1553 - September - Takeda Shingen and Uesugi Kenshin confront each other for the first time in the 1st Battle of in Shinano province - also known as the Battle of Fuse.
1555 - July 19 - Takeda Shingen and Uesugi Kenshin fight the second battle of Kawanakajima, also known as the Battle of the Saigawa.
1559 - Takeda Shingen's conquest of Shinano is largely completed.
1561 - October - Takeda Shingen and Uesugi Kenshin fight the inconclusive 4th Battle of Kawanakajima, the greatest of their contests. 1563 - Uesugi Norikatsu is defeated by Takeda Shingen and Hôjô Ujiyasu at Musashi-Matsuyama in Musashi province.
1564 - September - Uesugi Kenshin and Takeda Shingen fight the 5th and final Battle of Kawanakajima.
1565 - Takeda Yoshinobu conspires against his father Shingen in Kai but is discovered and later made to commit suicide.
1568 - The Takeda and Imagawa clans begin fighting.
1569 - June 23 - Takeda Shingen promotes Anayama Nobukimi to the rank of general.
October 2 - Takeda Shingen repells an attack by the Hôjô, and returns to Kôfu.
November - Takeda Shingen surrounds Odawara Castle in Sagami; a week later Shingen retreats and in the process defeats a Hôjô army at the Battle of Mimasetoge.
1570 - January - Takeda Shingen leads an army into Suruga Province.
February - Takeda Shingen takes Hanzawa Castle from Ôhara Sukeyoshi.
June - Takeda Shingen clashes with Hôjô and Imagawa troops in Suruga Province.
1571 - Takeda Shingen and Uesugi Kenshin face each other for the last time at the Tone River in Kozuke.
1572 - January - Takeda Shingen and the Hôjô make peace; the latter breaks off relations with the Uesugi.
November - Takeda Shingen leads his army into the Tokugawa domain.
December - Akiyama Nobutomo, a Takeda retainer, captures Iwamura Castle in Mino from the Oda.
1573 - January 6 - Takeda Shingen defeats Tokugawa Ieyasu at the Battle of Mikatagahara.
May 13 - Takeda Shingen dies and is succeded by Katsuyori.
Takeda Nobutora dies.
1574 - March - Takeda Katsuyori captures Taketenjin Castle in Tôtômi from Tokugawa Ieyasu.
1575 - June 28 - Oda Nobunaga and Tokugawa Ieyasu defeat Takeda Katsuyori at the Battle of Nagashino. 10,000 Takeda warriors are slain.
1579 - October - The Takeda and Hôjô confront one another near Numzu Castle in Suruga Province
1580 - April - The Takeda and Hôjô fight the land/sea Battle of Omosu.
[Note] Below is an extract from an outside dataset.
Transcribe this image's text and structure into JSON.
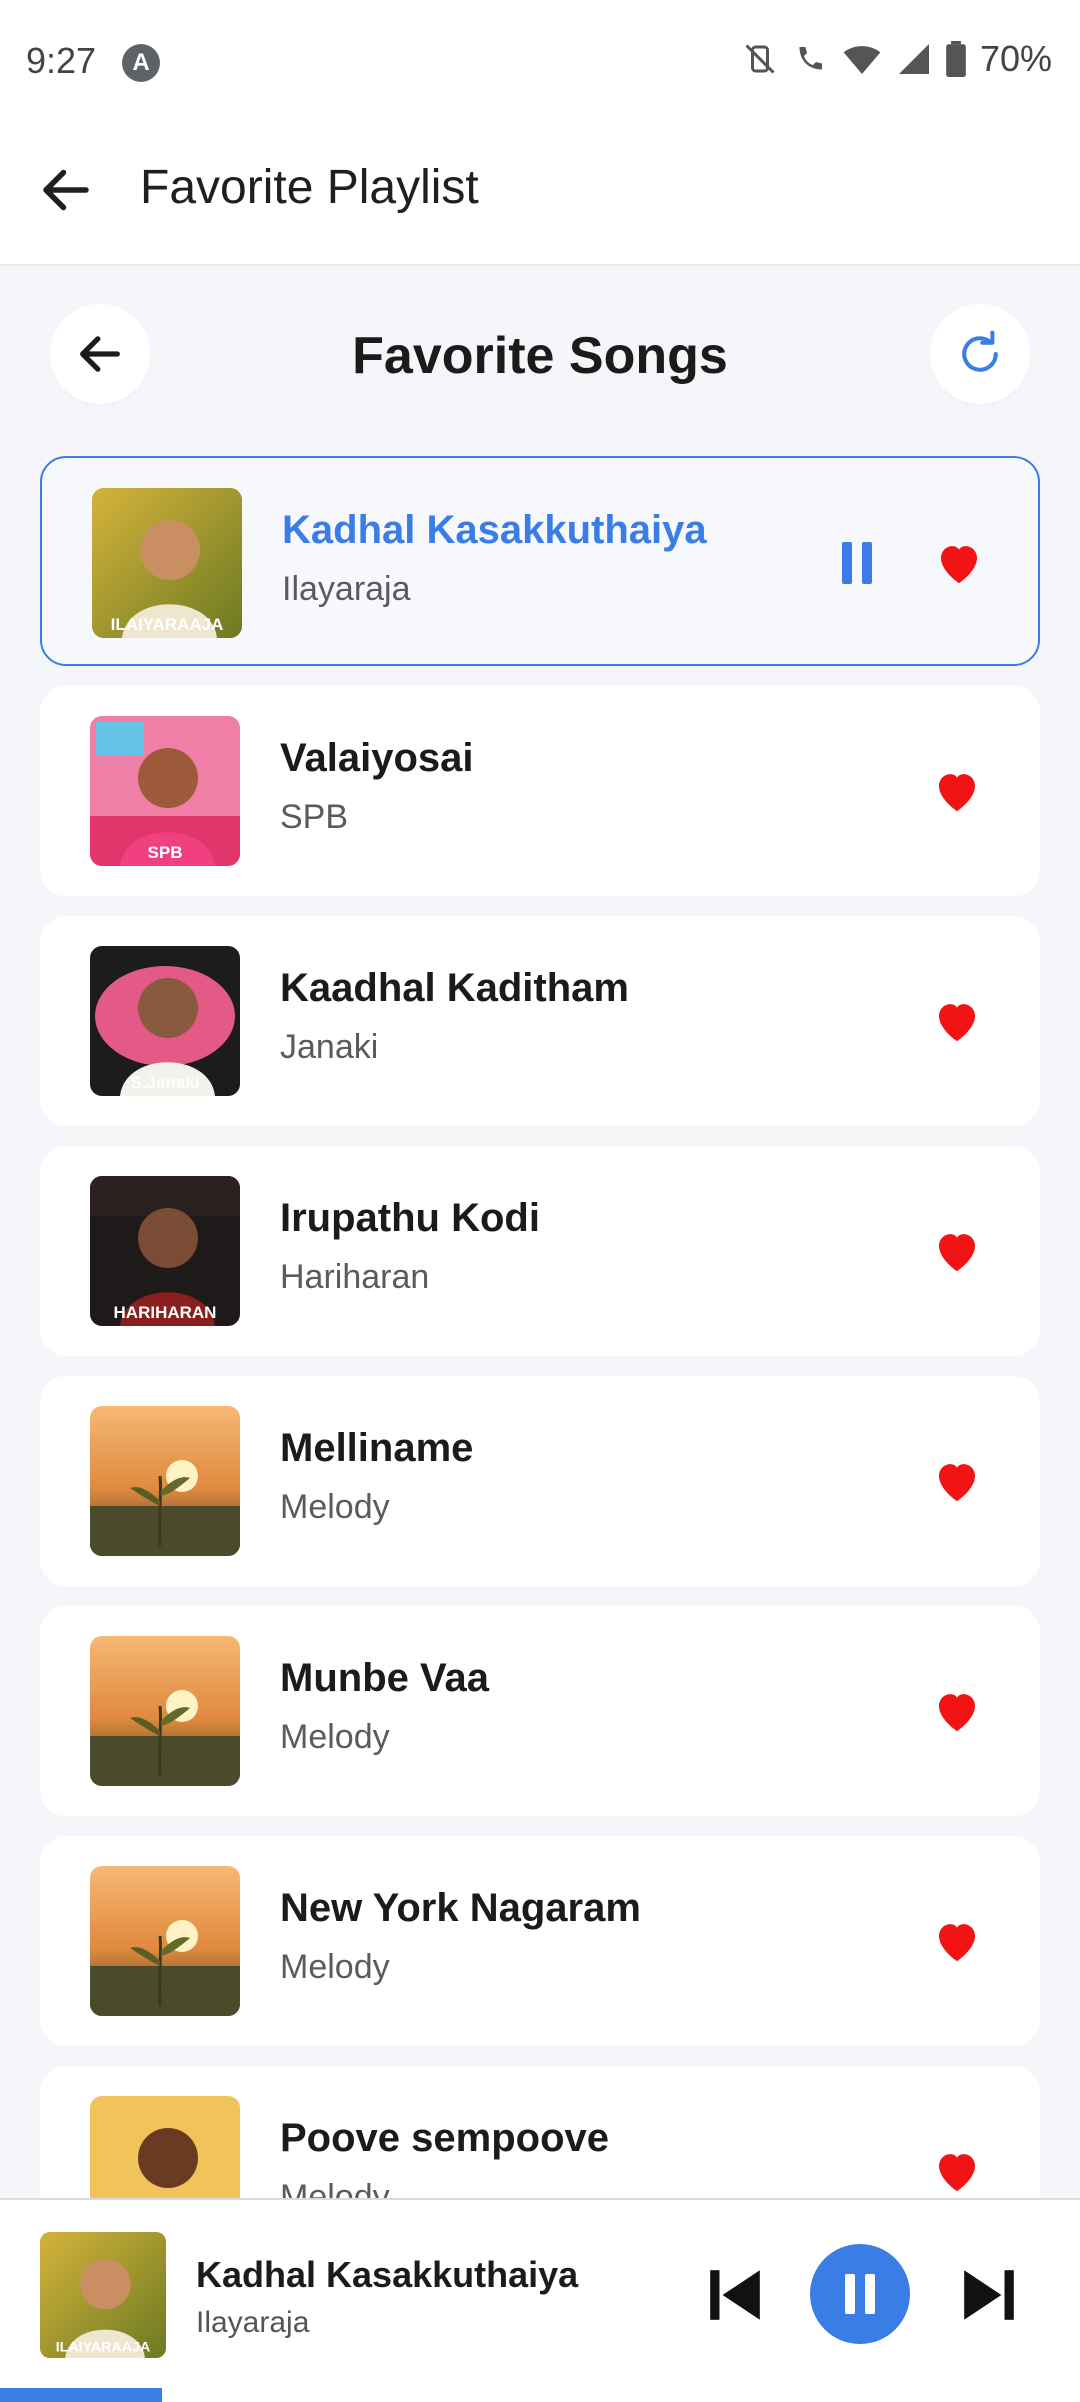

1581 - Tokugawa Ieyasu recaptures Taketenjin Castle in Tôtômi from Takeda Katsuyori.
1582 - May - Oda Nobunaga and Tokugawa Ieyasu invade Kai and Shinano - Takeda Katsuyori commits suicide.